AMY GOODMAN: This new report is an update on a 2011 investigation we covered here on Democracy Now!. For more, we’re joined from Washington, D.C., by Yasmine Taeb. She is co-author of “Fear, Inc. 2.0.: The Islamophobia Network’s Efforts to Manufacture Hate in America” and the Islamophobia project manager at the Center for American Progress. Last week, she wrote an article headlined “Connecting the Dots: The North Carolina Murders and Anti-Muslim Hysteria.” She is also an attorney specializing in national security.
Yasmine, welcome back to Democracy Now! Talk about this new report. What have you found new in these last few years?
YASMINE TAEB: Sure. Well, thank you so much, Amy, for having me. So, as you mentioned, in 2011 CAP first released their first report, their Islamophobia report, that detailed, basically—chronicled the tightly knit network, group of funders, organizations, activists, elected officials and media commentators, that are essentially fanning anti-Muslim sentiment in the United States. And what we found in our new report is that this network is not only working to marginalize a community of three million Americans by promoting discriminatory policies, but also we detailed how these policies are impacting the lives of ordinary Americans. So, for example, we know that the effect of the anti-Muslim hysteria that this network generates is in an uptick in the number of hate crimes. To give you an example, for instance, in the aftermath of the hysteria that was created over the construction of the so-called Ground Zero mosque in New York City, hate crimes in New York City against Muslims in 2010 were 300 percent higher than they were in 2009. And again, we’re seeing this now, whether it was in the aftermath of the Boston Marathon bombings or in the aftermath of the Charlie Hebdo attack and the rise in ISIS, etc. I think shedding light on this network was something that we wanted to do in 2011 in the first report, but in this second report we detailed how the policies, the discriminatory policies that this network is promoting, is in fact hurting the lives of average Americans.

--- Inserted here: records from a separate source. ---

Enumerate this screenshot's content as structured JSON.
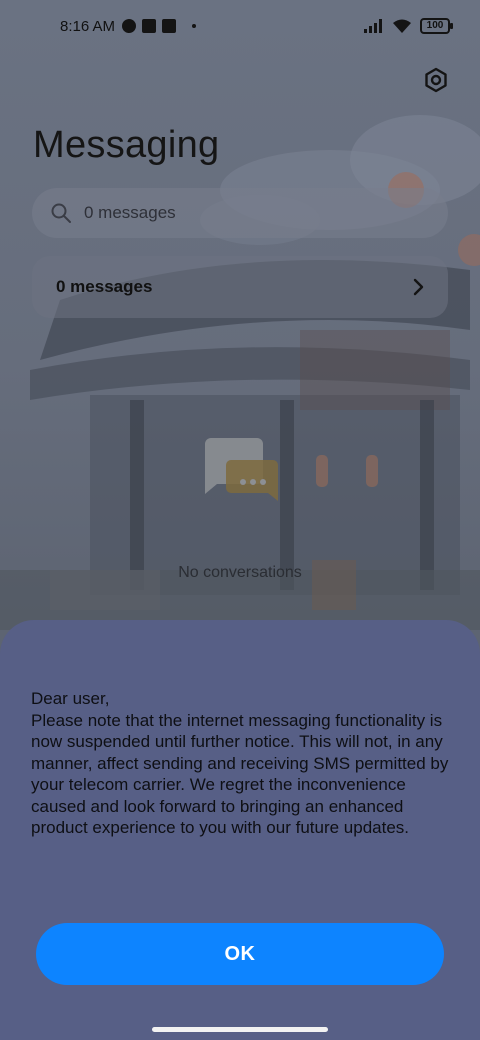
{
  "status_bar": {
    "time": "8:16 AM",
    "battery": "100"
  },
  "header": {
    "title": "Messaging",
    "settings_icon": "gear-icon"
  },
  "search": {
    "placeholder": "0 messages",
    "icon": "search-icon"
  },
  "summary": {
    "label": "0 messages",
    "icon": "chevron-right-icon"
  },
  "empty_state": {
    "text": "No conversations",
    "icon": "chat-bubble-icon"
  },
  "dialog": {
    "message": "Dear user,\nPlease note that the internet messaging functionality is now suspended until further notice. This will not, in any manner, affect sending and receiving SMS permitted by your telecom carrier. We regret the inconvenience caused and look forward to bringing an enhanced product experience to you with our future updates.",
    "ok_label": "OK"
  },
  "colors": {
    "accent": "#0d84ff",
    "sheet": "#575f86"
  }
}
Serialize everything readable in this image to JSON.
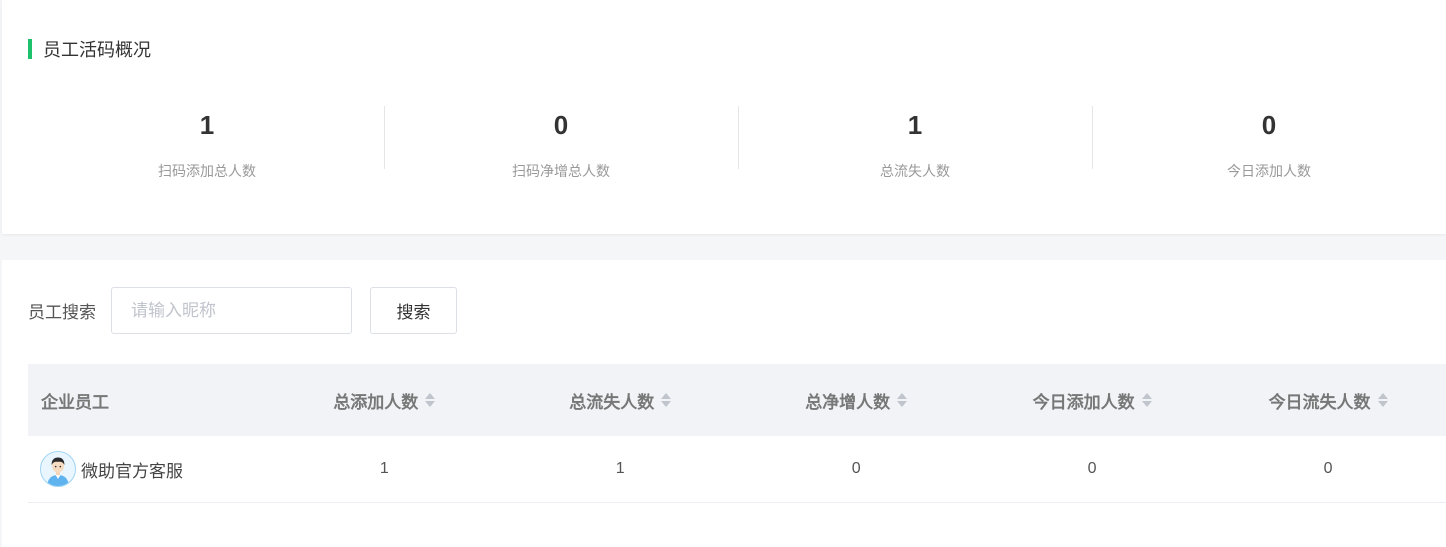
{
  "overview": {
    "title": "员工活码概况",
    "accent_color": "#1ec16c",
    "stats": [
      {
        "value": "1",
        "label": "扫码添加总人数"
      },
      {
        "value": "0",
        "label": "扫码净增总人数"
      },
      {
        "value": "1",
        "label": "总流失人数"
      },
      {
        "value": "0",
        "label": "今日添加人数"
      }
    ]
  },
  "search": {
    "label": "员工搜索",
    "placeholder": "请输入昵称",
    "value": "",
    "button_label": "搜索"
  },
  "table": {
    "columns": [
      {
        "label": "企业员工",
        "sortable": false
      },
      {
        "label": "总添加人数",
        "sortable": true
      },
      {
        "label": "总流失人数",
        "sortable": true
      },
      {
        "label": "总净增人数",
        "sortable": true
      },
      {
        "label": "今日添加人数",
        "sortable": true
      },
      {
        "label": "今日流失人数",
        "sortable": true
      }
    ],
    "rows": [
      {
        "avatar_icon": "user-avatar-icon",
        "name": "微助官方客服",
        "cells": [
          "1",
          "1",
          "0",
          "0",
          "0"
        ]
      }
    ]
  }
}
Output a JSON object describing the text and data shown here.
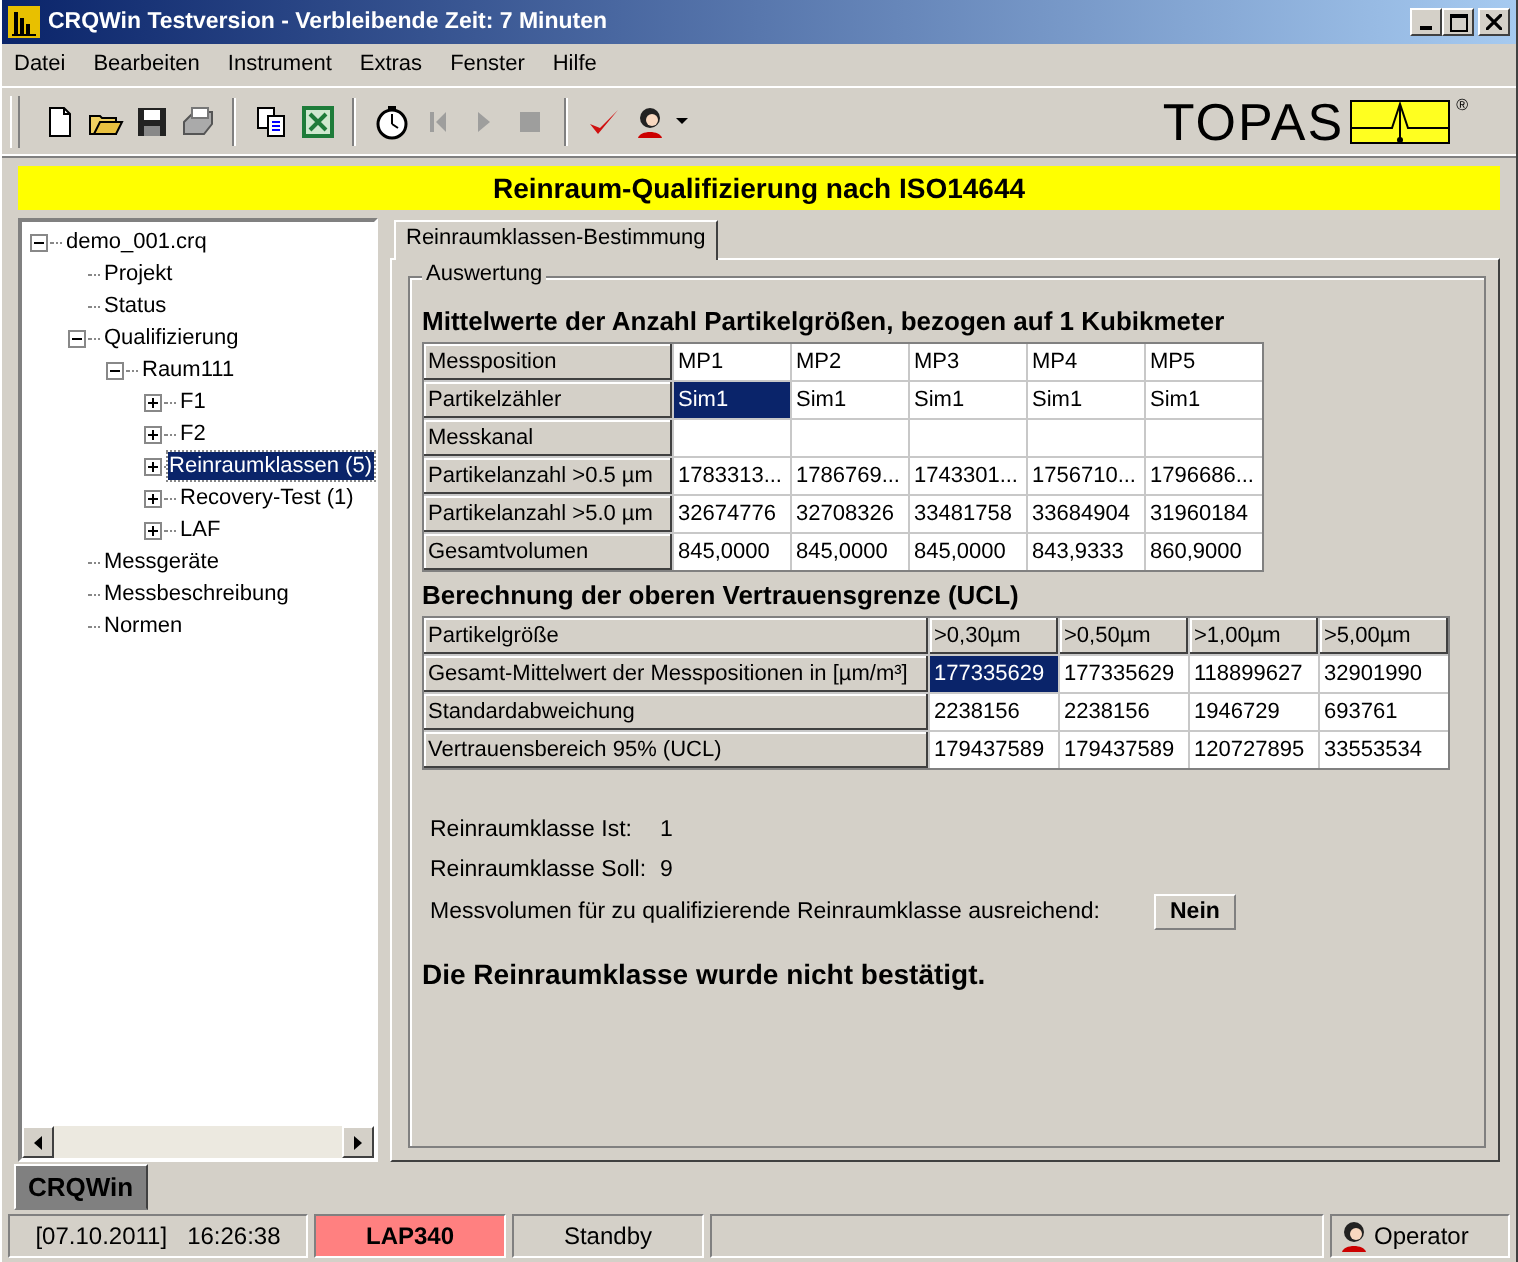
{
  "window": {
    "title": "CRQWin Testversion - Verbleibende Zeit: 7 Minuten"
  },
  "menu": [
    "Datei",
    "Bearbeiten",
    "Instrument",
    "Extras",
    "Fenster",
    "Hilfe"
  ],
  "toolbar": [
    {
      "kind": "new",
      "disabled": false
    },
    {
      "kind": "open",
      "disabled": false
    },
    {
      "kind": "save",
      "disabled": false
    },
    {
      "kind": "print",
      "disabled": false
    },
    {
      "kind": "sep"
    },
    {
      "kind": "copy",
      "disabled": false
    },
    {
      "kind": "excel",
      "disabled": false
    },
    {
      "kind": "sep"
    },
    {
      "kind": "timer",
      "disabled": false
    },
    {
      "kind": "first",
      "disabled": true
    },
    {
      "kind": "play",
      "disabled": true
    },
    {
      "kind": "stop",
      "disabled": true
    },
    {
      "kind": "sep"
    },
    {
      "kind": "check",
      "disabled": false
    },
    {
      "kind": "user",
      "disabled": false
    }
  ],
  "logo": {
    "text": "TOPAS",
    "mark": "®"
  },
  "banner": "Reinraum-Qualifizierung nach ISO14644",
  "tree": [
    {
      "label": "demo_001.crq",
      "expanded": true,
      "selected": false,
      "children": [
        {
          "label": "Projekt",
          "selected": false
        },
        {
          "label": "Status",
          "selected": false
        },
        {
          "label": "Qualifizierung",
          "expanded": true,
          "selected": false,
          "children": [
            {
              "label": "Raum111",
              "expanded": true,
              "selected": false,
              "children": [
                {
                  "label": "F1",
                  "expanded": false,
                  "selected": false
                },
                {
                  "label": "F2",
                  "expanded": false,
                  "selected": false
                },
                {
                  "label": "Reinraumklassen (5)",
                  "expanded": false,
                  "selected": true
                },
                {
                  "label": "Recovery-Test (1)",
                  "expanded": false,
                  "selected": false
                },
                {
                  "label": "LAF",
                  "expanded": false,
                  "selected": false
                }
              ]
            }
          ]
        },
        {
          "label": "Messgeräte",
          "selected": false
        },
        {
          "label": "Messbeschreibung",
          "selected": false
        },
        {
          "label": "Normen",
          "selected": false
        }
      ]
    }
  ],
  "tabs": [
    {
      "label": "Reinraumklassen-Bestimmung",
      "selected": true
    }
  ],
  "group_title": "Auswertung",
  "table1": {
    "title": "Mittelwerte der Anzahl Partikelgrößen, bezogen auf 1 Kubikmeter",
    "header": {
      "label": "Messposition",
      "columns": [
        "MP1",
        "MP2",
        "MP3",
        "MP4",
        "MP5"
      ]
    },
    "rows": [
      {
        "label": "Partikelzähler",
        "cells": [
          {
            "text": "Sim1",
            "selected": true
          },
          {
            "text": "Sim1",
            "selected": false
          },
          {
            "text": "Sim1",
            "selected": false
          },
          {
            "text": "Sim1",
            "selected": false
          },
          {
            "text": "Sim1",
            "selected": false
          }
        ]
      },
      {
        "label": "Messkanal",
        "cells": [
          {
            "selected": false
          },
          {
            "selected": false
          },
          {
            "selected": false
          },
          {
            "selected": false
          },
          {
            "selected": false
          }
        ]
      },
      {
        "label": "Partikelanzahl >0.5 µm",
        "cells": [
          {
            "text": "1783313...",
            "selected": false
          },
          {
            "text": "1786769...",
            "selected": false
          },
          {
            "text": "1743301...",
            "selected": false
          },
          {
            "text": "1756710...",
            "selected": false
          },
          {
            "text": "1796686...",
            "selected": false
          }
        ]
      },
      {
        "label": "Partikelanzahl >5.0 µm",
        "cells": [
          {
            "text": "32674776",
            "selected": false
          },
          {
            "text": "32708326",
            "selected": false
          },
          {
            "text": "33481758",
            "selected": false
          },
          {
            "text": "33684904",
            "selected": false
          },
          {
            "text": "31960184",
            "selected": false
          }
        ]
      },
      {
        "label": "Gesamtvolumen",
        "cells": [
          {
            "text": "845,0000",
            "selected": false
          },
          {
            "text": "845,0000",
            "selected": false
          },
          {
            "text": "845,0000",
            "selected": false
          },
          {
            "text": "843,9333",
            "selected": false
          },
          {
            "text": "860,9000",
            "selected": false
          }
        ]
      }
    ]
  },
  "table2": {
    "title": "Berechnung der oberen Vertrauensgrenze (UCL)",
    "header": {
      "label": "Partikelgröße",
      "columns": [
        ">0,30µm",
        ">0,50µm",
        ">1,00µm",
        ">5,00µm"
      ]
    },
    "rows": [
      {
        "label": "Gesamt-Mittelwert der Messpositionen in [µm/m³]",
        "cells": [
          {
            "text": "177335629",
            "selected": true
          },
          {
            "text": "177335629",
            "selected": false
          },
          {
            "text": "118899627",
            "selected": false
          },
          {
            "text": "32901990",
            "selected": false
          }
        ]
      },
      {
        "label": "Standardabweichung",
        "cells": [
          {
            "text": "2238156",
            "selected": false
          },
          {
            "text": "2238156",
            "selected": false
          },
          {
            "text": "1946729",
            "selected": false
          },
          {
            "text": "693761",
            "selected": false
          }
        ]
      },
      {
        "label": "Vertrauensbereich 95% (UCL)",
        "cells": [
          {
            "text": "179437589",
            "selected": false
          },
          {
            "text": "179437589",
            "selected": false
          },
          {
            "text": "120727895",
            "selected": false
          },
          {
            "text": "33553534",
            "selected": false
          }
        ]
      }
    ]
  },
  "results": [
    {
      "label": "Reinraumklasse Ist:",
      "value": "1"
    },
    {
      "label": "Reinraumklasse Soll:",
      "value": "9"
    }
  ],
  "volume": {
    "label": "Messvolumen für zu qualifizierende Reinraumklasse ausreichend:",
    "value": "Nein"
  },
  "conclusion": "Die Reinraumklasse wurde nicht bestätigt.",
  "bottom_tabs": [
    {
      "label": "CRQWin",
      "selected": true
    }
  ],
  "status_bar": [
    {
      "kind": "datetime",
      "date": "[07.10.2011]",
      "time": "16:26:38"
    },
    {
      "kind": "text",
      "text": "LAP340",
      "color": "#ff8080"
    },
    {
      "kind": "text",
      "text": "Standby"
    },
    {
      "kind": "empty"
    },
    {
      "kind": "user",
      "text": "Operator"
    }
  ]
}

NERMEEN SHAIKH: And, Yasmine Taeb, before we conclude, could you say a little about the recommendations that your report makes?
YASMINE TAEB: Sure. So, as Amy has mentioned and as you played the introductory video, since 2001, there has been over $57 million that’s been contributed to this fearmongering, anti-Muslim, anti-Islam organizations by eight very wealthy donors. What we’re trying to do and what was part of our recommendations is, obviously we’re trying to identify not just the funders, but also the organizations, the activists, the misinformation experts and all the politicians that are intimately connected to this network. We’re trying, one, to dry up the money. That’s obviously our main goal, because if we eliminate the money trail, if we eliminate these millions of dollars that are being donated to these organizations, that essentially their living is now just to promote discriminatory policies against three million Americans, I mean, that itself would be profound, if we can eliminate this money trail. But also, some of the other recommendations we made throughout the report was pushing back against these discriminatory policies. So, for example, anti-Sharia legislation. We’ve had more than 100 anti-Sharia bills introduced in the United States in more than 30 states. And this has been primarily due to this network pushing these discriminatory policies.
AMY GOODMAN: Yasmine Taeb, we want to thank you very much for being with us, co-author of this new report, “Fear, Inc. 2.0.: The Islamophobia Network’s Efforts to Manufacture Hate in America,” that’s been put out by the Center for American Progress. We will link to your report and your article, “Connecting the Dots: The North Carolina Murders and Anti-Muslim Hysteria,” at democracynow.org.
When we come back from break, we’ll be joined by Reverend Barber in Raleigh, North Carolina. A massive march took place this weekend. Stay with us.